Zimmerman says over the years, he and his brother have gotten better at what they do – doubling their output, while at the same time using less fuel and water.
“It’s much more sustainable; we do nutrient management plans and we go through the soil loss equation and when we plug all these things in we’re so low, it hardly registers on their scale; so we’re actually building soil versus losing any to air and wind erosion. And when you keep the sediment and soil in place, you’re keeping all the nutrients in place, so that’s being a much better steward of the land; and that’s what needs to be done in order to meet future demand,” Zimmerman says.
But weeds remain a problem that Zimmerman says needs to be effectively addressed so his crops can meet the demand.
“You know here in the state here we have resistant weeds – that’s Mare’s Tail l and giant ragweed and in the major growing areas in the United States, in the Midwest and to the south, they have to deal with Palmer Ameranth, one of the first glyphesate resistant, but what all of this does is being able to manage all of these hard to control weeds and in doing so, we are able to control them musth more easily and be much more productive and then we can compete globally better and ultimately, with a larger supply, we’re able to provide more feed, food and fuel and fiber which will actually help keep the cost of food down,” Zimmerman says.
Zimmerman says tension between large producers and what he calls “niche” organic growers is a constant.
”They’ve been resistant to all biotech and they’ve been trying to find a way to coexist and maybe trying to level the playing field a little bit in their favor, being competitive.
Zimmermans say the overarching issue is the need to meet current and future needs.
“It’s great to have choice; consumers have different desires and it’s good to have those choices, but overall they’re only afforded to do that at times we seem to have enough food,” Zimmerman says.
Zimmerman says he and fellow growers are frustrated with the drawn out conversation around Dow AgroSciences herbicide resistant seeds that he’s says seems perpetually stuck in the “controlled study phase”.

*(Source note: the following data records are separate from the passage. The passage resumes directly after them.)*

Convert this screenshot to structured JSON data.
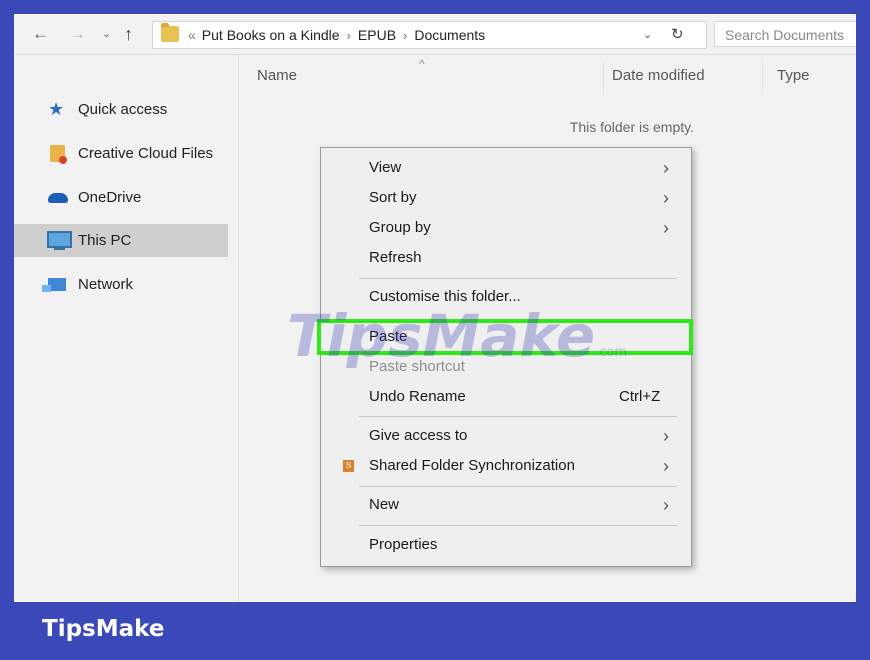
{
  "address": {
    "back_glyph": "←",
    "forward_glyph": "→",
    "history_glyph": "⌄",
    "up_glyph": "↑",
    "lead": "«",
    "crumbs": [
      "Put Books on a Kindle",
      "EPUB",
      "Documents"
    ],
    "separator": "›",
    "dropdown_glyph": "⌄",
    "refresh_glyph": "↻",
    "search_placeholder": "Search Documents"
  },
  "sidebar": {
    "items": [
      {
        "label": "Quick access",
        "icon": "star-icon"
      },
      {
        "label": "Creative Cloud Files",
        "icon": "creative-cloud-folder-icon"
      },
      {
        "label": "OneDrive",
        "icon": "cloud-icon"
      },
      {
        "label": "This PC",
        "icon": "computer-icon"
      },
      {
        "label": "Network",
        "icon": "network-icon"
      }
    ],
    "selected": "This PC",
    "star_glyph": "★"
  },
  "content": {
    "columns": [
      "Name",
      "Date modified",
      "Type"
    ],
    "sort_glyph": "^",
    "empty_message": "This folder is empty."
  },
  "context_menu": {
    "arrow_glyph": "›",
    "items": [
      {
        "label": "View",
        "submenu": true
      },
      {
        "label": "Sort by",
        "submenu": true
      },
      {
        "label": "Group by",
        "submenu": true
      },
      {
        "label": "Refresh"
      },
      {
        "label": "Customise this folder..."
      },
      {
        "label": "Paste",
        "highlighted": true
      },
      {
        "label": "Paste shortcut",
        "disabled": true
      },
      {
        "label": "Undo Rename",
        "shortcut": "Ctrl+Z"
      },
      {
        "label": "Give access to",
        "submenu": true
      },
      {
        "label": "Shared Folder Synchronization",
        "submenu": true,
        "icon": "sync-icon",
        "icon_glyph": "S"
      },
      {
        "label": "New",
        "submenu": true
      },
      {
        "label": "Properties"
      }
    ],
    "highlight_color": "#2fe81a"
  },
  "watermark": {
    "text": "TipsMake",
    "suffix": ".com"
  },
  "footer": {
    "brand": "TipsMake",
    "background": "#3b48b8"
  }
}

”What’s happened this product is that it’s been in the system and we’ve been promised by through the regulatory system through USDA, APHIS and EPA and FDA which look at all of these products and we’ve been promised a shorter timeframe in making their decision to regulate and this one here, we would like to be think that the decision would be based on the science behind it. And it would appear that this being in the system abnormally long, that they’re not looking just at science and that’s always a cause for concern, because agriculture is largely about science, the best science that we have today and we know that it’s always evolving,” Zimmerman says.
Organic and conventional growers may never find common ground, but there are actually some common themes:
Jim Zimmerman looks at farmers as stewards of the land.
” That’s what a farmer is; he’s a conservationist; he’s a steward because he’s stewarding all of these valuable resources. It doesn’t matter if it’s the input produces – the fertilizers and things like that – and the seed technologies that he’s using, he needs to steward all of them; he needs to manage all of them and the land being the most precious, needs to steward that in a sustainable fashion,” Zimmerman says.
Back in North Dakota organic farmer Theresa Podoll hopes her three children can make a sustainable life on their organic farm.
Jim Zimmerman’s son just graduated with a degree in agronomy and is returning to work their farm. He says there’s nobody better at “walking the fields” and scouting for where and what problems need tending.